═══ PROVIDED INFORMATION ═══

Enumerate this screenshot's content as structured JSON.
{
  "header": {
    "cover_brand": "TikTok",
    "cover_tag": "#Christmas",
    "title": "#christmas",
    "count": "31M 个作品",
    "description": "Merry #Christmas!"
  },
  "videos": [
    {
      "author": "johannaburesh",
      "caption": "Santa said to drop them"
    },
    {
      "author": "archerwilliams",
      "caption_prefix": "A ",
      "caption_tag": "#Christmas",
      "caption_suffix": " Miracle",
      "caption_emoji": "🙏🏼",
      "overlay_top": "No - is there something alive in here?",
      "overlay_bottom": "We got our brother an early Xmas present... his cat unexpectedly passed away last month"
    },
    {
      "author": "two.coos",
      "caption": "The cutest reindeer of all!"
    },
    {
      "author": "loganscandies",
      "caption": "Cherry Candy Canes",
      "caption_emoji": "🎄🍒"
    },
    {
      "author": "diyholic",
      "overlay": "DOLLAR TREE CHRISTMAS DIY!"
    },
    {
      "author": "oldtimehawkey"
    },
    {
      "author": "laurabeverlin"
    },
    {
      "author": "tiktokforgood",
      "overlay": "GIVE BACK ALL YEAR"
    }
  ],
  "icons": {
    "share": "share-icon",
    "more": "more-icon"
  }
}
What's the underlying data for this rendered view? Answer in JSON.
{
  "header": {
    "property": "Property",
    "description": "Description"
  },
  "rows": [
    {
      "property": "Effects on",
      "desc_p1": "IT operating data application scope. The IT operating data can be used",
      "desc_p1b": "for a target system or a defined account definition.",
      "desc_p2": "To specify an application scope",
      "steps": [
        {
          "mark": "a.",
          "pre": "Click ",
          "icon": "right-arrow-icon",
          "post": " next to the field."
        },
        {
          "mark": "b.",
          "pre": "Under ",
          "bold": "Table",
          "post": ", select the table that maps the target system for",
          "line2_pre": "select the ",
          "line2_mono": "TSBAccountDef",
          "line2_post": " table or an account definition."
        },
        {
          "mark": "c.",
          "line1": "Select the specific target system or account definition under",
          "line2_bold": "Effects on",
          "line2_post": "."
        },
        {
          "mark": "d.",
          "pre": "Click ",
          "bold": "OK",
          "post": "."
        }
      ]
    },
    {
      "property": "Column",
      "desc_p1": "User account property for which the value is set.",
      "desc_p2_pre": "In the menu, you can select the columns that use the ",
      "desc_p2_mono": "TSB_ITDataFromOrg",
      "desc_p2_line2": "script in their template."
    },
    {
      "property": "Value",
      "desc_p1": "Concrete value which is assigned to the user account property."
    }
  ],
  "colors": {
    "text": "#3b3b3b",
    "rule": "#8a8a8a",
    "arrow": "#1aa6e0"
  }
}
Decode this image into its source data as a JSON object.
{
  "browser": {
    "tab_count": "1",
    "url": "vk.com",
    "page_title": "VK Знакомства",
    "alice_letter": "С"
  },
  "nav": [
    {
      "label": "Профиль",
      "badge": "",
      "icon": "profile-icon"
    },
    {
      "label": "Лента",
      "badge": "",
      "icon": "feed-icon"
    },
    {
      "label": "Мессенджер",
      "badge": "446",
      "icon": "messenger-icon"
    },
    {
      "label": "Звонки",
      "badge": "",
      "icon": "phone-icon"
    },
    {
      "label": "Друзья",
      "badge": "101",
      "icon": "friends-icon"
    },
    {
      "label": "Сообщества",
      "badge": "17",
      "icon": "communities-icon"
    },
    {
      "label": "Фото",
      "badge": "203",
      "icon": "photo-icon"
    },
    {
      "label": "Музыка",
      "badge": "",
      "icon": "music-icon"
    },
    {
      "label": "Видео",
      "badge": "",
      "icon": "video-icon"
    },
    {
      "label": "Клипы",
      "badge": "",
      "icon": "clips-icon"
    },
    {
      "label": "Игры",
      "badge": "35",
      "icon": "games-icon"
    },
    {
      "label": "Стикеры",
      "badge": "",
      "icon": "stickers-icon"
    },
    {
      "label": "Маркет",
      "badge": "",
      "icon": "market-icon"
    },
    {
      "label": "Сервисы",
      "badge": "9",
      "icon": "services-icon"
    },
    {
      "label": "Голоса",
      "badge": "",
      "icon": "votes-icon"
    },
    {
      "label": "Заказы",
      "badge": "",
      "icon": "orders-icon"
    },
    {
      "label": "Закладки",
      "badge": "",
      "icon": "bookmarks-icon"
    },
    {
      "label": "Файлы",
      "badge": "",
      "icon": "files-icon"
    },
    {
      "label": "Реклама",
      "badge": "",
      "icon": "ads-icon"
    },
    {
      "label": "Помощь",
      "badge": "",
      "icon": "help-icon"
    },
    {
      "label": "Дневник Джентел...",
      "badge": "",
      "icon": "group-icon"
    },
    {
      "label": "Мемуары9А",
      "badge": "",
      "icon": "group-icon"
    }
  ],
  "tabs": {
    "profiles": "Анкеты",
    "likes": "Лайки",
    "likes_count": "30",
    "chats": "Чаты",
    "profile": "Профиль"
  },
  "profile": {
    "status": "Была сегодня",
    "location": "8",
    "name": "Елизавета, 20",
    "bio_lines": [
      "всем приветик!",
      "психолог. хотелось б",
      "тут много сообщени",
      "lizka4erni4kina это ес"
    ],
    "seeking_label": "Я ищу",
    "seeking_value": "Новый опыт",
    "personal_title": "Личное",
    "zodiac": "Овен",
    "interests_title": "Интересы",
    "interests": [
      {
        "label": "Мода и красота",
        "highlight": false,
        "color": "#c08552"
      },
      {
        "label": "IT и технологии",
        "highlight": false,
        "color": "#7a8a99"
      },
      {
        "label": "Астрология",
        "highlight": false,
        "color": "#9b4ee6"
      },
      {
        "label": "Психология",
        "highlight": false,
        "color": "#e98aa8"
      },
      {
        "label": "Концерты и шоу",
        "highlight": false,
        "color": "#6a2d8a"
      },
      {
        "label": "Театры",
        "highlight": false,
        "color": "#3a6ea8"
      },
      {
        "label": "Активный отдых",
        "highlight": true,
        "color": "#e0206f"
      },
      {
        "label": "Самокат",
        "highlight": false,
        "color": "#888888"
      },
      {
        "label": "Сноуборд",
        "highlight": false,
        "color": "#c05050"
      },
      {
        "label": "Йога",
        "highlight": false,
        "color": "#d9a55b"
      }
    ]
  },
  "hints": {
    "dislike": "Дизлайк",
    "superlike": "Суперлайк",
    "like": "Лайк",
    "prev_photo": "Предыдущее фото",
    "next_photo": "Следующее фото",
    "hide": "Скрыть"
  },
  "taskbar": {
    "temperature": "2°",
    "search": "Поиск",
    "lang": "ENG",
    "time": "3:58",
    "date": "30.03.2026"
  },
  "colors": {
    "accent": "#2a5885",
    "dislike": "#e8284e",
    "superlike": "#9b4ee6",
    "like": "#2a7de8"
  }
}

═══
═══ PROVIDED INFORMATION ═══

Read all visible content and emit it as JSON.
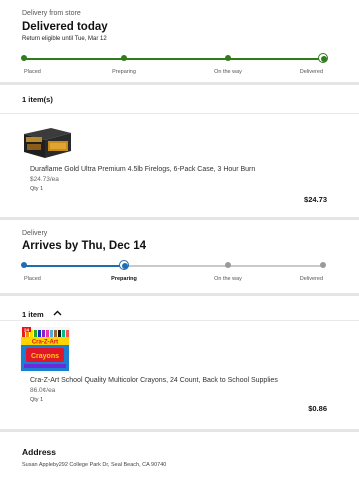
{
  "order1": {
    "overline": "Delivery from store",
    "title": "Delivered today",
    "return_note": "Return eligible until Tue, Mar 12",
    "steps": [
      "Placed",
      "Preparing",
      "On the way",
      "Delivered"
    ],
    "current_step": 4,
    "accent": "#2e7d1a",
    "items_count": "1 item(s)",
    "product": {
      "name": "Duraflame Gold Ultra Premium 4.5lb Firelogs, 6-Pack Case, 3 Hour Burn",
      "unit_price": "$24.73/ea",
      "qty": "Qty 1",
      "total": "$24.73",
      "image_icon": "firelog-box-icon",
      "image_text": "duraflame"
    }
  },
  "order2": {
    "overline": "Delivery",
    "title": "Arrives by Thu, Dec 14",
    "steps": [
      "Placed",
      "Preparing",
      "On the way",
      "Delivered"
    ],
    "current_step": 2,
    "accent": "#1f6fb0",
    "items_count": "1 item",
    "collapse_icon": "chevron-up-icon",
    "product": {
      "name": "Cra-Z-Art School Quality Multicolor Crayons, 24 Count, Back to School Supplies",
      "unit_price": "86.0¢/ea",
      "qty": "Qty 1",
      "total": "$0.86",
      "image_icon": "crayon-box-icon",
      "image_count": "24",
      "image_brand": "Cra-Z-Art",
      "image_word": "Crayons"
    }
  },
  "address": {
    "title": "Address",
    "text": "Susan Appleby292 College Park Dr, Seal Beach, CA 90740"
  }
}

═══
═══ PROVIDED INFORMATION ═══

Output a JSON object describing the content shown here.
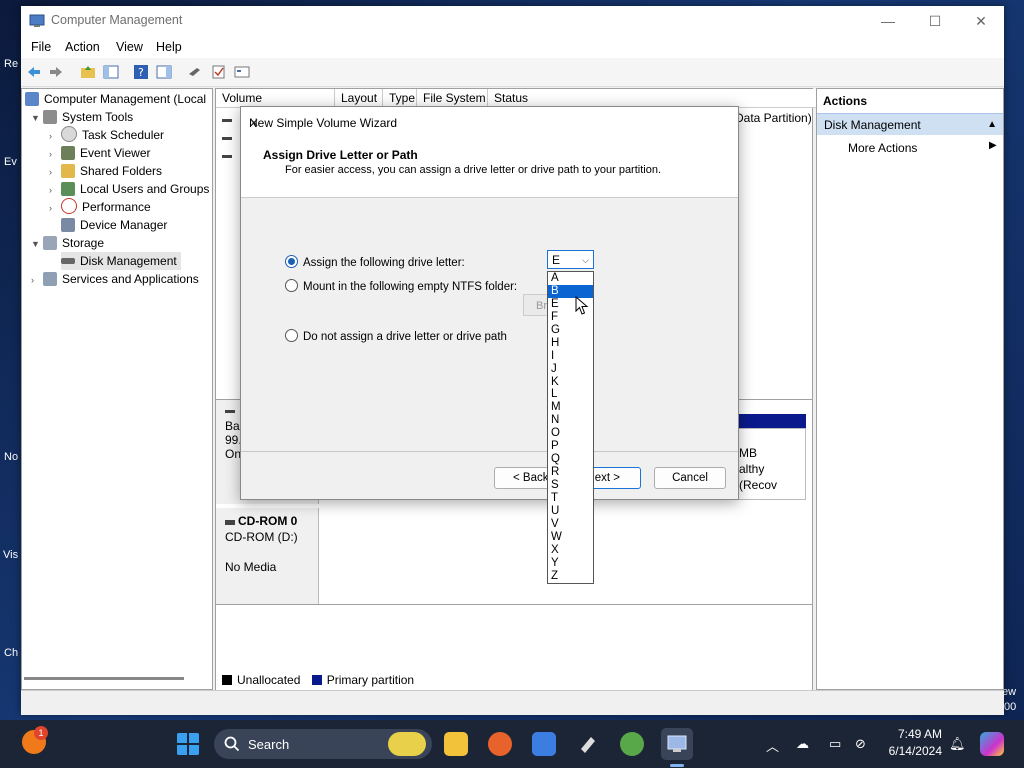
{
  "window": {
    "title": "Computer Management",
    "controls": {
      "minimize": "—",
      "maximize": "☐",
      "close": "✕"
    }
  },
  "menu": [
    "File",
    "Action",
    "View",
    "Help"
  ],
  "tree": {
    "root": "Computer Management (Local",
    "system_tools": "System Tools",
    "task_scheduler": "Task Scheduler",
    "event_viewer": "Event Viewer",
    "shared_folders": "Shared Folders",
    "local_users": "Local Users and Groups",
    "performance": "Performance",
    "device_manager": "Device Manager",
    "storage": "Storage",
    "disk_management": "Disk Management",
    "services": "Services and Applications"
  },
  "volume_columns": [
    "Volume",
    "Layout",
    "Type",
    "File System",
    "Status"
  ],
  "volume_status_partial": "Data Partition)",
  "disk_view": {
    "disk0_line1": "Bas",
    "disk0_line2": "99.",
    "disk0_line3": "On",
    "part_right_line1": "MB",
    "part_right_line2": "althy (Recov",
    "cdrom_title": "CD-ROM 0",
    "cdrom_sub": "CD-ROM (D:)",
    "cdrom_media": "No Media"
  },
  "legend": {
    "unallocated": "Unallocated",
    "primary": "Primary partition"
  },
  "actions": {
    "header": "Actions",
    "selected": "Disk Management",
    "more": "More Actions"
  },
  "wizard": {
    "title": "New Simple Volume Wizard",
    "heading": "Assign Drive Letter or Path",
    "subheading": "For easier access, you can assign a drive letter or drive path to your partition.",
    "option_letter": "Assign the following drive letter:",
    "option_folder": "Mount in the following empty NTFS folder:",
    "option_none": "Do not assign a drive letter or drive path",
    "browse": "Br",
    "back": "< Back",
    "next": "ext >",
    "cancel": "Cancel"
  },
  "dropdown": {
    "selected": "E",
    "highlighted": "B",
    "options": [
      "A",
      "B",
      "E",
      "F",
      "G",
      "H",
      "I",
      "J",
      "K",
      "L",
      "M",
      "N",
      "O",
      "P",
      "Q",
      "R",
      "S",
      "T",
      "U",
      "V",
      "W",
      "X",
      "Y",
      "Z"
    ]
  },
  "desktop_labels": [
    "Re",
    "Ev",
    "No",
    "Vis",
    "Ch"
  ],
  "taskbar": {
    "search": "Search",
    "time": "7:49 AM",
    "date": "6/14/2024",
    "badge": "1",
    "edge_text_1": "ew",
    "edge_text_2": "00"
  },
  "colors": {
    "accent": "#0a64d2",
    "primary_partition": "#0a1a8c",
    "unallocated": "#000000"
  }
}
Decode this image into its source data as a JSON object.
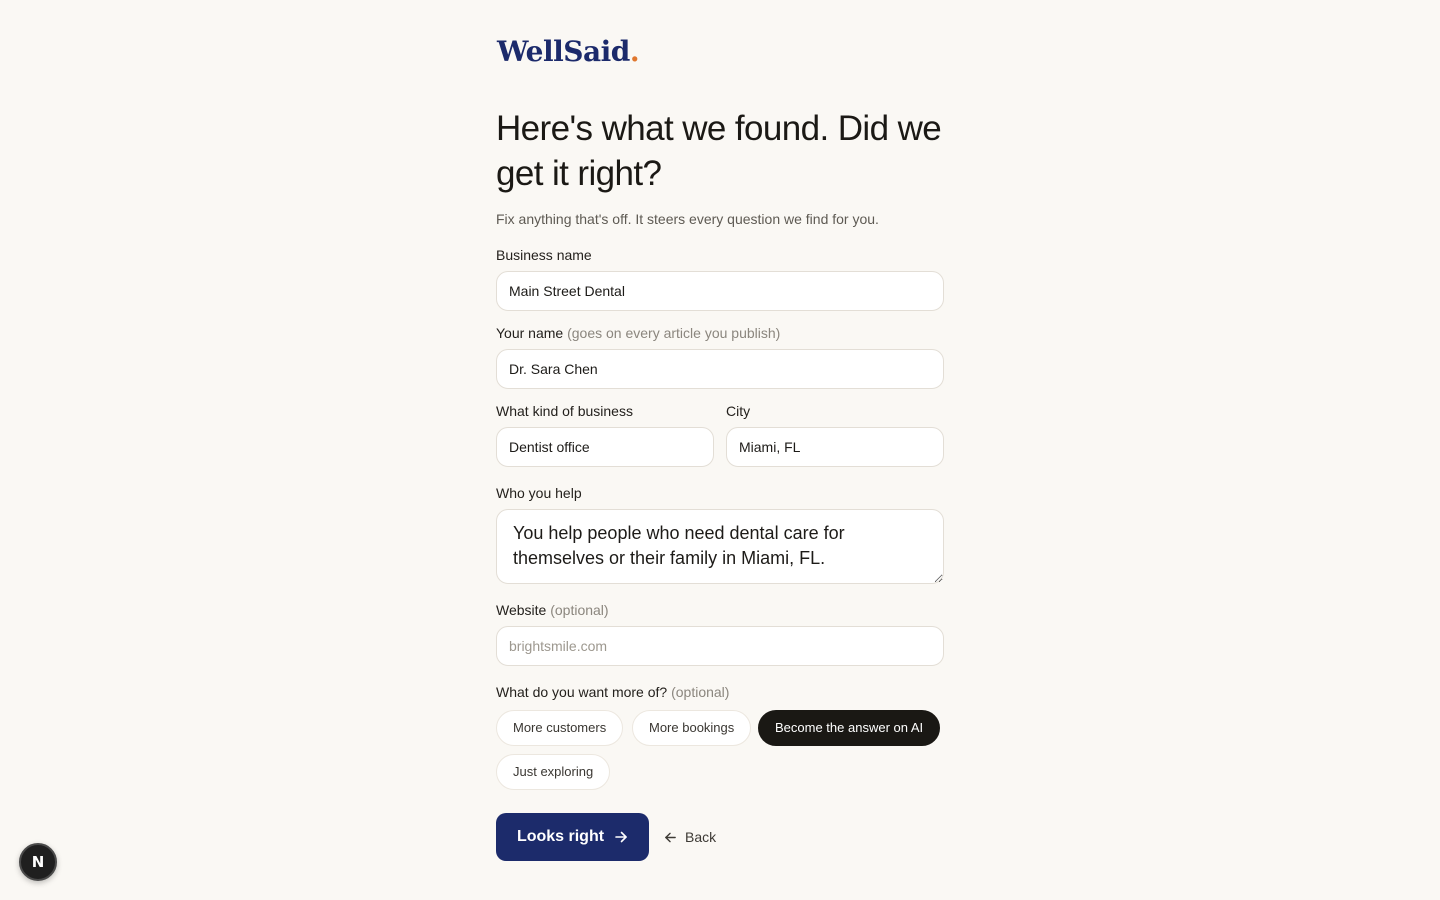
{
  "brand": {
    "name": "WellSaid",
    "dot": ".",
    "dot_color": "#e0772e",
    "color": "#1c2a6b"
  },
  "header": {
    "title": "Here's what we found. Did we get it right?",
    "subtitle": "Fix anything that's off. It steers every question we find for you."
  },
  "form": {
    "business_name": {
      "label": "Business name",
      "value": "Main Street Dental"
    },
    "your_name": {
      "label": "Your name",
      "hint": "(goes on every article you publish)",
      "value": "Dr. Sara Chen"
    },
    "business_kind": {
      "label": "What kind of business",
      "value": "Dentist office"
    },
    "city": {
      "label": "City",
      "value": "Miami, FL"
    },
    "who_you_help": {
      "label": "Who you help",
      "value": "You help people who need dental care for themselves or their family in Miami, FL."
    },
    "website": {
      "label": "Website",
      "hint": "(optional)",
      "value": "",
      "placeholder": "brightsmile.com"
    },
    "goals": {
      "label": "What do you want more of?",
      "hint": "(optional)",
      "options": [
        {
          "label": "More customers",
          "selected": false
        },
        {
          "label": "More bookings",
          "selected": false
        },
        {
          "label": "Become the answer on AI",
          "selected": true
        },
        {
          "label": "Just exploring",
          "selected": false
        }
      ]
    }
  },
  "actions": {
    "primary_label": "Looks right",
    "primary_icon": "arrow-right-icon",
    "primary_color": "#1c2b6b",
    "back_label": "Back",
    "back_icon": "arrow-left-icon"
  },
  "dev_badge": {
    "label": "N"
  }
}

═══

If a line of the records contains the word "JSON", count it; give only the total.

6